Spaced repetition memory prompts should usually focus on one atomic unit

If you’ve just learned a new way to cook peas, you might write a prompt for a Spaced repetition memory system like: “Q. How do I cook peas sous vide?” “A. 18m @ 70°C”. But I find that questions like this are usually a struggle—I’ll frequently forget the answer. Questions which draw on multiple independent ideas seem to trip over this problem.

Note, however, that the research literature on broader applications of the Testing effect paints a more ambivalent picture: How complex should tasks be for test-enhanced learning?

Why is it important that questions focus on one idea? Michael Nielsen (2018) suggests:

I suspect it’s partly about focus. When I made mistakes with the combined question, I was often a little fuzzy about where exactly my mistake was. That meant I didn’t focus sharply enough on the mistake, and so didn’t learn as much from my failure. When I fail with the atomic questions my mind knows exactly where to focus.

What constitutes “one idea”? That depends on your prior context; “one idea” seems to consist of one step on top of whatever knowledge you’ve already deeply internalized. Another way to look at that might be relative to “Chunks” in human cognition: a single idea is expressed in one “chunk,” whatever that might mean for you.

The fix in such instances is simple: break the question down into multiple simpler questions. Then, perhaps, add another question which integrates those two simpler questions. (This seems like an opportunity for Spaced repetition and knowledge modeling). The process of writing questions which focus precisely on one idea does seem to help sharpen my focus on the key elements of a topic (one angle on Writing one’s own spaced repetition prompts seems to promote understanding).

Wozniak (1999) supplies a good example (also demonstrating Spaced repetition memory prompts should be concise):

Ill-formulated knowledge - Complex and wordy
Q: What are the characteristics of the Dead Sea?
A: Salt lake located on the border between Israel and Jordan. Its shoreline is the lowest point on the Earth’s surface, averaging 396 m below sea level. It is 74 km long. It is seven times as salty (30% by volume) as the ocean. Its density keeps swimmers afloat. Only simple organisms can live in its saline waters
Well-formulated knowledge - Simple and specific
Q: Where is the Dead Sea located?
A: on the border between Israel and Jordan
Q: What is the lowest point on the Earth’s surface?
A: The Dead Sea shoreline
Q: What is the average level on which the Dead Sea is located?
A: 400 meters (below sea level)
Q: How long is the Dead Sea?
A: 70 km
Q: How much saltier is the Dead Sea than the oceans?
A: 7 times
Q: What is the volume content of salt in the Dead Sea?
A: 30%
Q: Why can the Dead Sea keep swimmers afloat?
A: due to high salt content
Q: Why is the Dead Sea called Dead?
A: because only simple organisms can live in it
Q: Why only simple organisms can live in the Dead Sea?
A: because of high salt content
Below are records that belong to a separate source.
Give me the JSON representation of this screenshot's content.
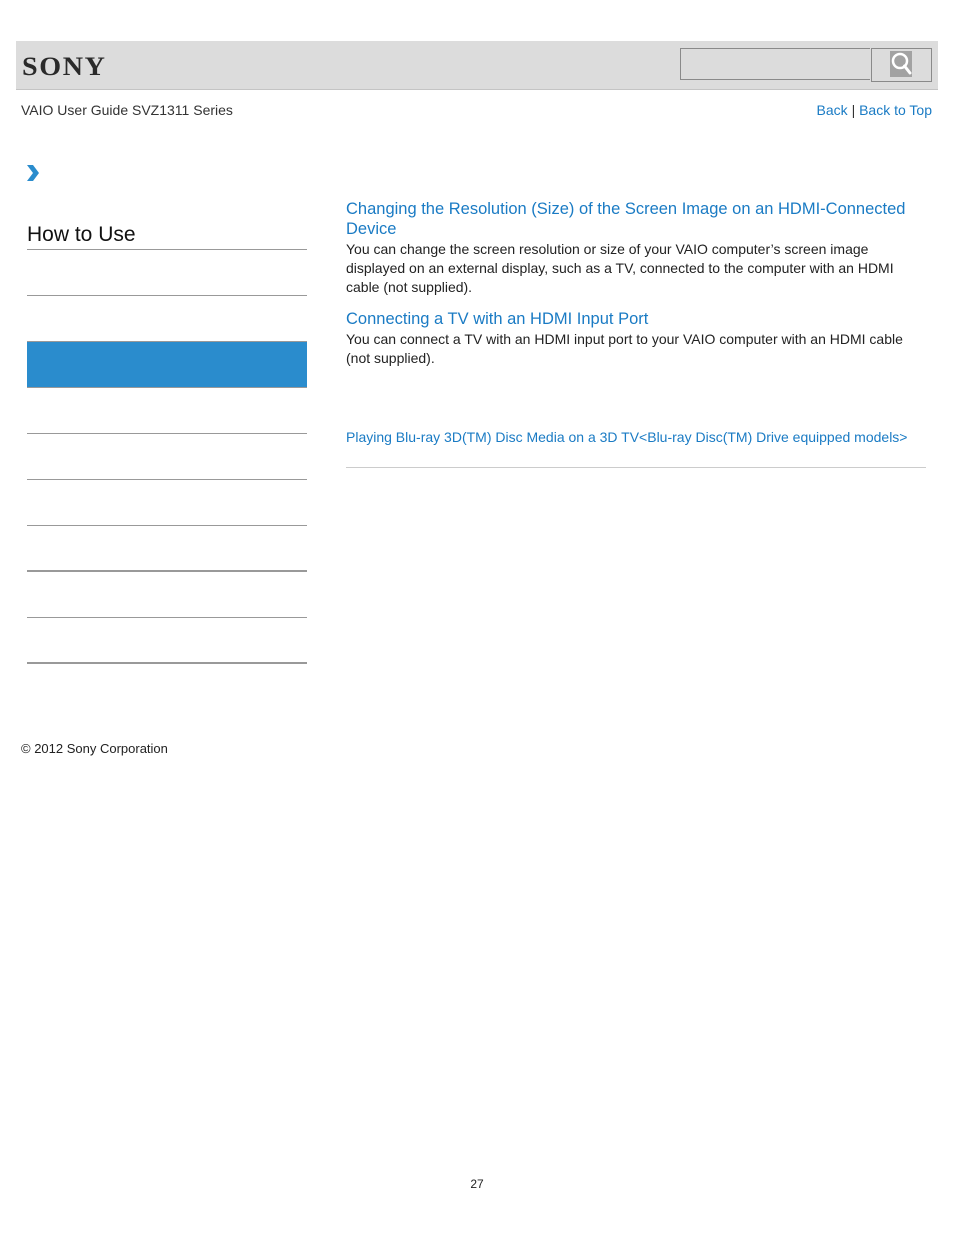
{
  "header": {
    "logo_text": "SONY",
    "search": {
      "placeholder": "",
      "value": "",
      "button_icon": "search-icon"
    }
  },
  "subheader": {
    "title": "VAIO User Guide SVZ1311 Series",
    "back_label": "Back",
    "separator": "|",
    "back_to_top_label": "Back to Top"
  },
  "breadcrumb": {
    "icon": "chevron-right-icon"
  },
  "sidebar": {
    "title": "How to Use",
    "items": [
      {
        "label": "",
        "active": false
      },
      {
        "label": "",
        "active": false
      },
      {
        "label": "",
        "active": true
      },
      {
        "label": "",
        "active": false
      },
      {
        "label": "",
        "active": false
      },
      {
        "label": "",
        "active": false
      },
      {
        "label": "",
        "active": false
      },
      {
        "label": "",
        "active": false
      },
      {
        "label": "",
        "active": false
      }
    ],
    "active_color": "#2a8ccd"
  },
  "main": {
    "topics": [
      {
        "title": "Changing the Resolution (Size) of the Screen Image on an HDMI-Connected Device",
        "description": "You can change the screen resolution or size of your VAIO computer’s screen image displayed on an external display, such as a TV, connected to the computer with an HDMI cable (not supplied)."
      },
      {
        "title": "Connecting a TV with an HDMI Input Port",
        "description": "You can connect a TV with an HDMI input port to your VAIO computer with an HDMI cable (not supplied)."
      }
    ],
    "related_link": "Playing Blu-ray 3D(TM) Disc Media on a 3D TV<Blu-ray Disc(TM) Drive equipped models>"
  },
  "footer": {
    "copyright": "© 2012 Sony Corporation",
    "page_number": "27"
  },
  "colors": {
    "link": "#1a7bc4",
    "header_bg": "#dcdcdc"
  }
}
Q. SRS prompts should usually focus on one atomic unit. How is “one atomic unit” defined?
A. Depends on the complexity of your prior knowledge. One idea is a simple combination of chunks you’ve already encoded.

Q. Why does MN think SRS prompts focused on more than one idea don’t work well?
A. When making a mistake with a combined question, it’s harder to focus sharply on exactly where the mistake was.


Nielsen, M. (2018). Augmenting Long-term Memory.

Piotr Wozniak - Effective learning - Twenty rules of formulating knowledge